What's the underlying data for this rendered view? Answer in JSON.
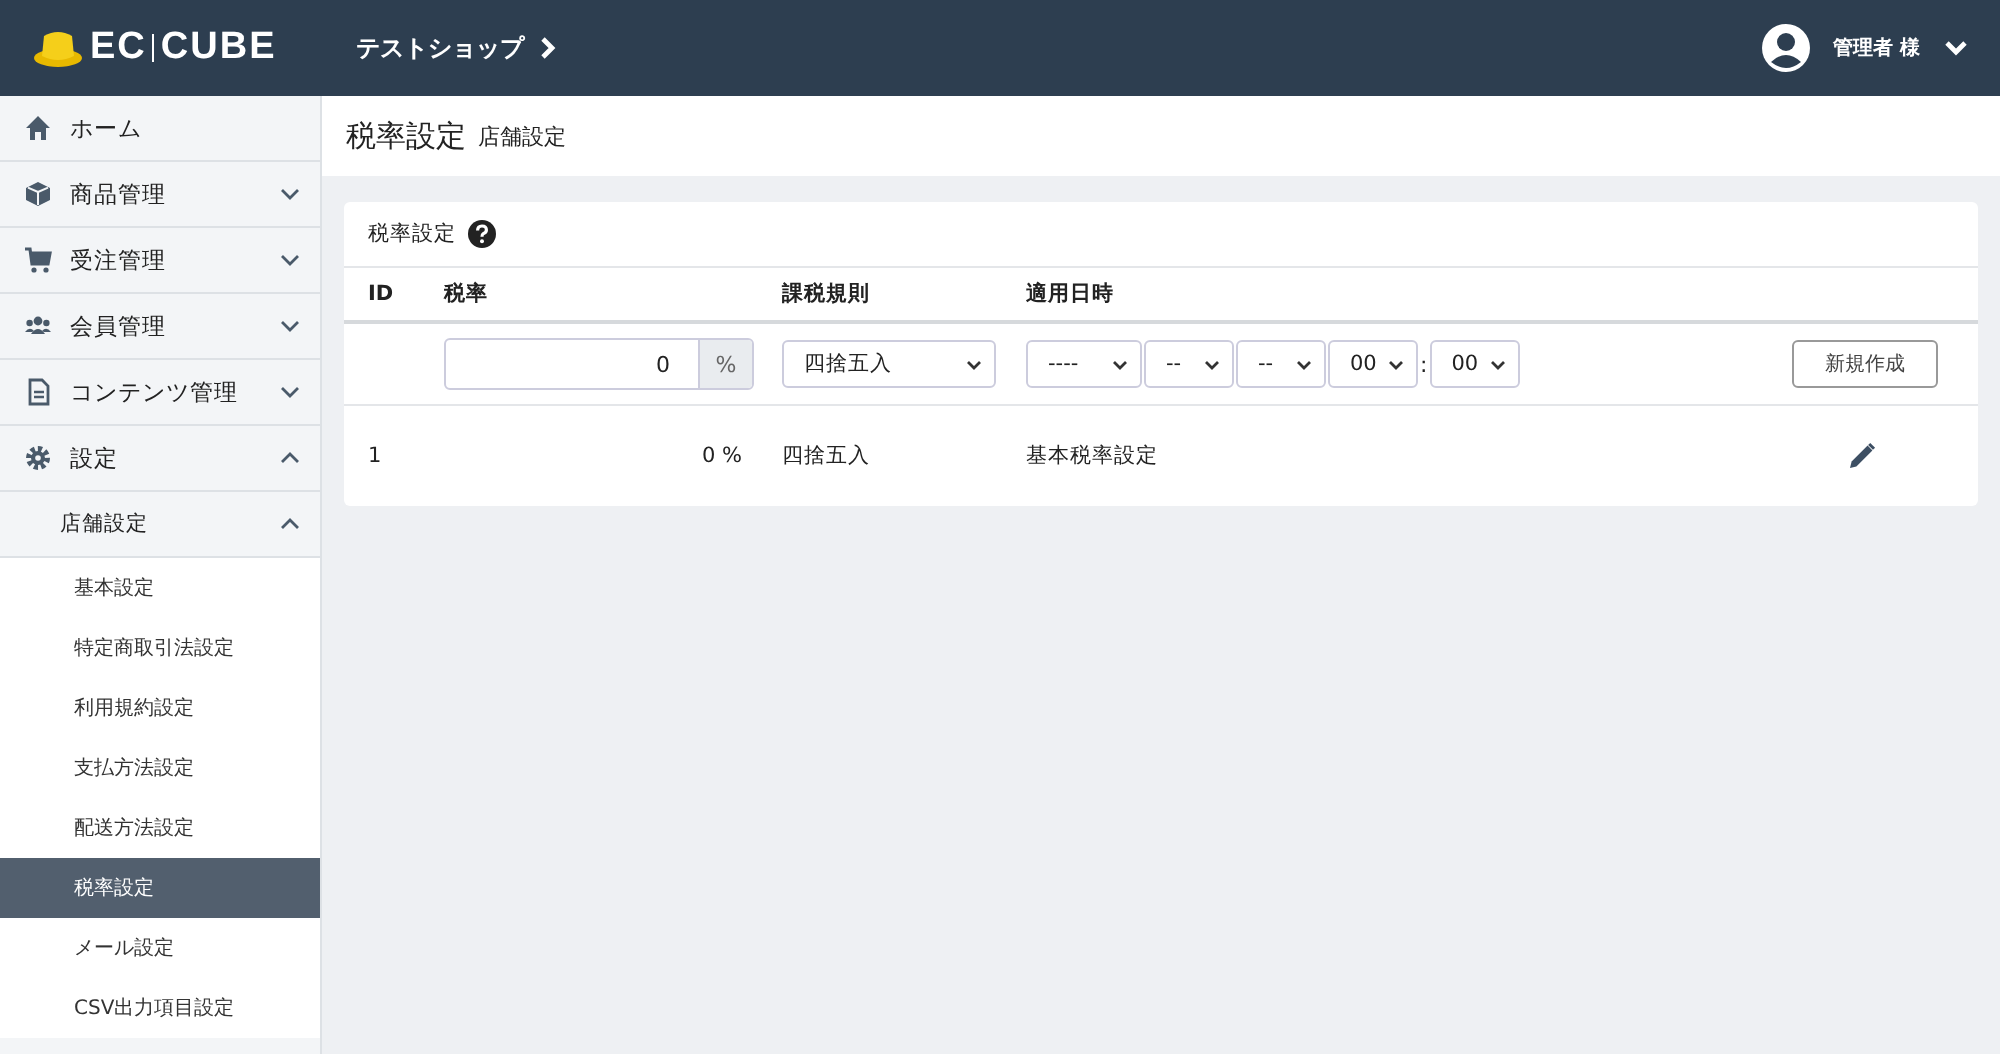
{
  "header": {
    "logo": {
      "left": "EC",
      "right": "CUBE"
    },
    "shop": "テストショップ",
    "user": "管理者 様"
  },
  "sidebar": {
    "items": [
      {
        "kind": "home",
        "label": "ホーム"
      },
      {
        "kind": "box",
        "label": "商品管理",
        "expanded": false
      },
      {
        "kind": "cart",
        "label": "受注管理",
        "expanded": false
      },
      {
        "kind": "users",
        "label": "会員管理",
        "expanded": false
      },
      {
        "kind": "file",
        "label": "コンテンツ管理",
        "expanded": false
      },
      {
        "kind": "gear",
        "label": "設定",
        "expanded": true,
        "children": [
          {
            "label": "店舗設定",
            "expanded": true,
            "children": [
              {
                "label": "基本設定",
                "selected": false
              },
              {
                "label": "特定商取引法設定",
                "selected": false
              },
              {
                "label": "利用規約設定",
                "selected": false
              },
              {
                "label": "支払方法設定",
                "selected": false
              },
              {
                "label": "配送方法設定",
                "selected": false
              },
              {
                "label": "税率設定",
                "selected": true
              },
              {
                "label": "メール設定",
                "selected": false
              },
              {
                "label": "CSV出力項目設定",
                "selected": false
              }
            ]
          }
        ]
      }
    ]
  },
  "page": {
    "title": "税率設定",
    "subtitle": "店舗設定"
  },
  "card": {
    "title": "税率設定",
    "table": {
      "columns": [
        "ID",
        "税率",
        "課税規則",
        "適用日時"
      ],
      "form": {
        "rate": "0",
        "unit": "%",
        "rule": "四捨五入",
        "date": [
          "----",
          "--",
          "--"
        ],
        "hour": "00",
        "separator": ":",
        "minute": "00",
        "button": "新規作成"
      },
      "rows": [
        {
          "id": "1",
          "rate": "0 %",
          "rule": "四捨五入",
          "date": "基本税率設定"
        }
      ]
    }
  }
}
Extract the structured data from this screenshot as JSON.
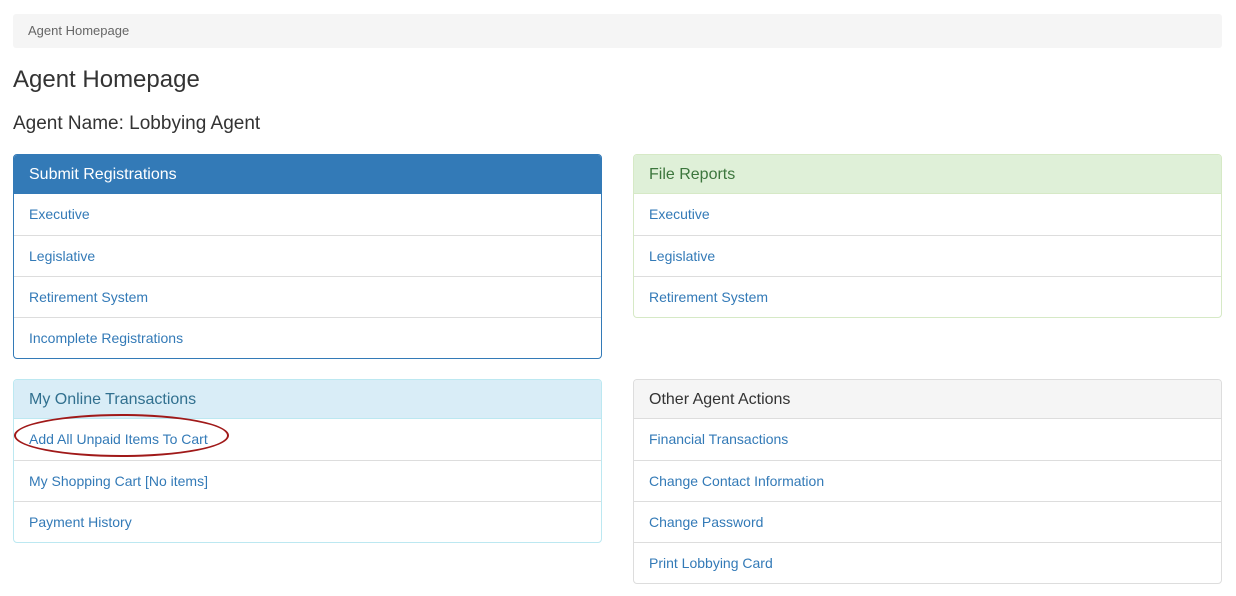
{
  "breadcrumb": {
    "current": "Agent Homepage"
  },
  "page": {
    "title": "Agent Homepage",
    "agent_name": "Agent Name: Lobbying Agent"
  },
  "panels": {
    "submit_registrations": {
      "title": "Submit Registrations",
      "items": [
        "Executive",
        "Legislative",
        "Retirement System",
        "Incomplete Registrations"
      ]
    },
    "file_reports": {
      "title": "File Reports",
      "items": [
        "Executive",
        "Legislative",
        "Retirement System"
      ]
    },
    "online_transactions": {
      "title": "My Online Transactions",
      "items": [
        "Add All Unpaid Items To Cart",
        "My Shopping Cart [No items]",
        "Payment History"
      ]
    },
    "other_actions": {
      "title": "Other Agent Actions",
      "items": [
        "Financial Transactions",
        "Change Contact Information",
        "Change Password",
        "Print Lobbying Card"
      ]
    }
  },
  "colors": {
    "primary": "#337ab7",
    "success_bg": "#dff0d8",
    "info_bg": "#d9edf7",
    "link": "#337ab7",
    "annotation": "#a01919"
  }
}
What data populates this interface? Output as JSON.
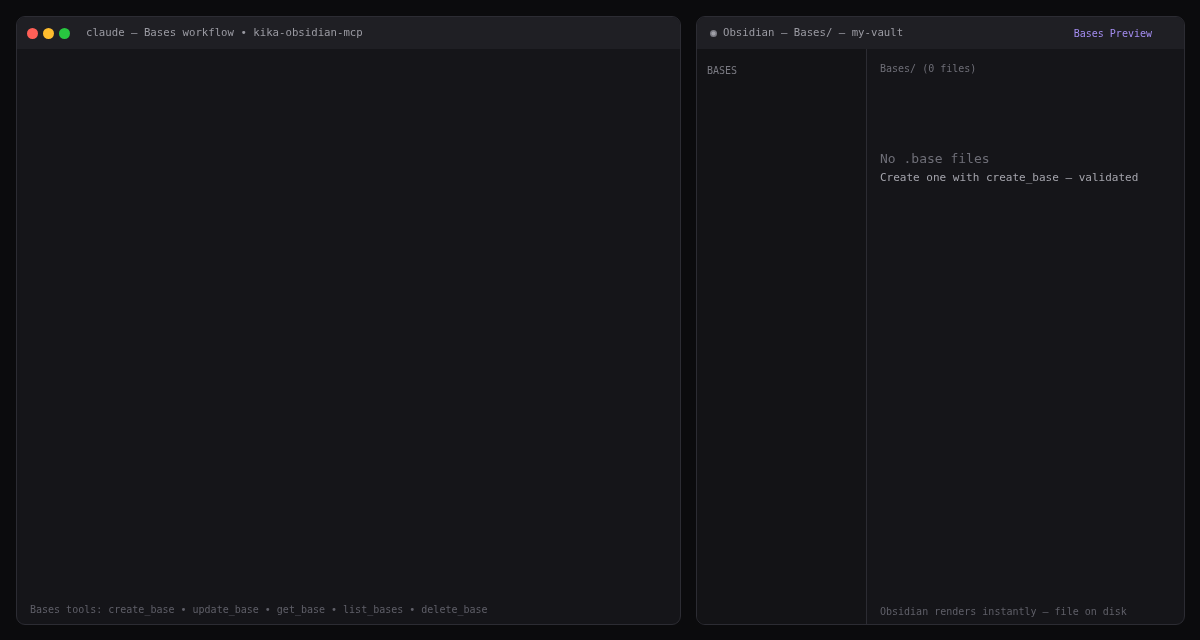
{
  "terminal": {
    "title": "claude — Bases workflow • kika-obsidian-mcp",
    "footer": "Bases tools: create_base • update_base • get_base • list_bases • delete_base"
  },
  "obsidian": {
    "title": "Obsidian — Bases/ — my-vault",
    "badge": "Bases Preview",
    "sidebar": {
      "heading": "BASES"
    },
    "main": {
      "path": "Bases/ (0 files)",
      "empty_title": "No .base files",
      "empty_hint": "Create one with create_base — validated",
      "footer": "Obsidian renders instantly — file on disk"
    }
  }
}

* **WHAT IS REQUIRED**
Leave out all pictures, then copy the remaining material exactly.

* **ANSWER FOR THIS EXERCISE**
What's the underlying data for this rendered view? Answer in JSON.
{
  "header": {
    "logo": {
      "left": "EC",
      "right": "CUBE"
    },
    "shop": "テストショップ",
    "user": "管理者 様"
  },
  "sidebar": {
    "items": [
      {
        "kind": "home",
        "label": "ホーム"
      },
      {
        "kind": "box",
        "label": "商品管理",
        "expanded": false
      },
      {
        "kind": "cart",
        "label": "受注管理",
        "expanded": false
      },
      {
        "kind": "users",
        "label": "会員管理",
        "expanded": false
      },
      {
        "kind": "file",
        "label": "コンテンツ管理",
        "expanded": false
      },
      {
        "kind": "gear",
        "label": "設定",
        "expanded": true,
        "children": [
          {
            "label": "店舗設定",
            "expanded": true,
            "children": [
              {
                "label": "基本設定",
                "selected": false
              },
              {
                "label": "特定商取引法設定",
                "selected": false
              },
              {
                "label": "利用規約設定",
                "selected": false
              },
              {
                "label": "支払方法設定",
                "selected": false
              },
              {
                "label": "配送方法設定",
                "selected": false
              },
              {
                "label": "税率設定",
                "selected": true
              },
              {
                "label": "メール設定",
                "selected": false
              },
              {
                "label": "CSV出力項目設定",
                "selected": false
              }
            ]
          }
        ]
      }
    ]
  },
  "page": {
    "title": "税率設定",
    "subtitle": "店舗設定"
  },
  "card": {
    "title": "税率設定",
    "table": {
      "columns": [
        "ID",
        "税率",
        "課税規則",
        "適用日時"
      ],
      "form": {
        "rate": "0",
        "unit": "%",
        "rule": "四捨五入",
        "date": [
          "----",
          "--",
          "--"
        ],
        "hour": "00",
        "separator": ":",
        "minute": "00",
        "button": "新規作成"
      },
      "rows": [
        {
          "id": "1",
          "rate": "0 %",
          "rule": "四捨五入",
          "date": "基本税率設定"
        }
      ]
    }
  }
}
Extract the structured data from this screenshot as JSON.
{
  "breadcrumb": {
    "current": "Agent Homepage"
  },
  "page": {
    "title": "Agent Homepage",
    "agent_name": "Agent Name: Lobbying Agent"
  },
  "panels": {
    "submit_registrations": {
      "title": "Submit Registrations",
      "items": [
        "Executive",
        "Legislative",
        "Retirement System",
        "Incomplete Registrations"
      ]
    },
    "file_reports": {
      "title": "File Reports",
      "items": [
        "Executive",
        "Legislative",
        "Retirement System"
      ]
    },
    "online_transactions": {
      "title": "My Online Transactions",
      "items": [
        "Add All Unpaid Items To Cart",
        "My Shopping Cart [No items]",
        "Payment History"
      ]
    },
    "other_actions": {
      "title": "Other Agent Actions",
      "items": [
        "Financial Transactions",
        "Change Contact Information",
        "Change Password",
        "Print Lobbying Card"
      ]
    }
  },
  "colors": {
    "primary": "#337ab7",
    "success_bg": "#dff0d8",
    "info_bg": "#d9edf7",
    "link": "#337ab7",
    "annotation": "#a01919"
  }
}
What data populates this interface? Output as JSON.
{
  "terminal": {
    "title": "claude — Bases workflow • kika-obsidian-mcp",
    "footer": "Bases tools: create_base • update_base • get_base • list_bases • delete_base"
  },
  "obsidian": {
    "title": "Obsidian — Bases/ — my-vault",
    "badge": "Bases Preview",
    "sidebar": {
      "heading": "BASES"
    },
    "main": {
      "path": "Bases/ (0 files)",
      "empty_title": "No .base files",
      "empty_hint": "Create one with create_base — validated",
      "footer": "Obsidian renders instantly — file on disk"
    }
  }
}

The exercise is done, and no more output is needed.